> _Instructions for the task_:
For every entry that follows, return an identical copy.
[Listed records Boundary: Start]
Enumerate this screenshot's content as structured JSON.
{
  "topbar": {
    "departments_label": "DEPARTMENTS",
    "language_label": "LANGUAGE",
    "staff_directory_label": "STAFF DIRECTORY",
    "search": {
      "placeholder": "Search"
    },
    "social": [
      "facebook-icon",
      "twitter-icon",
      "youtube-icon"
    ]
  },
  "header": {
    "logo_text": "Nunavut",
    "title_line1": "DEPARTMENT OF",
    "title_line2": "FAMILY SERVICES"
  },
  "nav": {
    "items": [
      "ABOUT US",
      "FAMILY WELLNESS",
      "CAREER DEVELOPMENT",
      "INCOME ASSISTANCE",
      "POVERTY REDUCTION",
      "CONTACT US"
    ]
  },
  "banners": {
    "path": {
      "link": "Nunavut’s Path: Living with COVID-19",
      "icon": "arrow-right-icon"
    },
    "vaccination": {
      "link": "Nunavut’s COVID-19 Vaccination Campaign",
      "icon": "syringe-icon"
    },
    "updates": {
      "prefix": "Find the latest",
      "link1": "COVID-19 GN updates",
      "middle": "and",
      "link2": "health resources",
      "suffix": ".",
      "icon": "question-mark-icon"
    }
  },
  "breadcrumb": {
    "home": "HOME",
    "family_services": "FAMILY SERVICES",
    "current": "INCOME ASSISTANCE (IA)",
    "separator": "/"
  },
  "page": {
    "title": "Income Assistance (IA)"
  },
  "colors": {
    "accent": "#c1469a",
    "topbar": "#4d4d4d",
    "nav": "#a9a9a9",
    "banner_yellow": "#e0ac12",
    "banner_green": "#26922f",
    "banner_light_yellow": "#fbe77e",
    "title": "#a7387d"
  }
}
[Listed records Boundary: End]
> _Expected output_:
Enumerate this screenshot's content as structured JSON.
{
  "topbar": {
    "departments_label": "DEPARTMENTS",
    "language_label": "LANGUAGE",
    "staff_directory_label": "STAFF DIRECTORY",
    "search": {
      "placeholder": "Search"
    },
    "social": [
      "facebook-icon",
      "twitter-icon",
      "youtube-icon"
    ]
  },
  "header": {
    "logo_text": "Nunavut",
    "title_line1": "DEPARTMENT OF",
    "title_line2": "FAMILY SERVICES"
  },
  "nav": {
    "items": [
      "ABOUT US",
      "FAMILY WELLNESS",
      "CAREER DEVELOPMENT",
      "INCOME ASSISTANCE",
      "POVERTY REDUCTION",
      "CONTACT US"
    ]
  },
  "banners": {
    "path": {
      "link": "Nunavut’s Path: Living with COVID-19",
      "icon": "arrow-right-icon"
    },
    "vaccination": {
      "link": "Nunavut’s COVID-19 Vaccination Campaign",
      "icon": "syringe-icon"
    },
    "updates": {
      "prefix": "Find the latest",
      "link1": "COVID-19 GN updates",
      "middle": "and",
      "link2": "health resources",
      "suffix": ".",
      "icon": "question-mark-icon"
    }
  },
  "breadcrumb": {
    "home": "HOME",
    "family_services": "FAMILY SERVICES",
    "current": "INCOME ASSISTANCE (IA)",
    "separator": "/"
  },
  "page": {
    "title": "Income Assistance (IA)"
  },
  "colors": {
    "accent": "#c1469a",
    "topbar": "#4d4d4d",
    "nav": "#a9a9a9",
    "banner_yellow": "#e0ac12",
    "banner_green": "#26922f",
    "banner_light_yellow": "#fbe77e",
    "title": "#a7387d"
  }
}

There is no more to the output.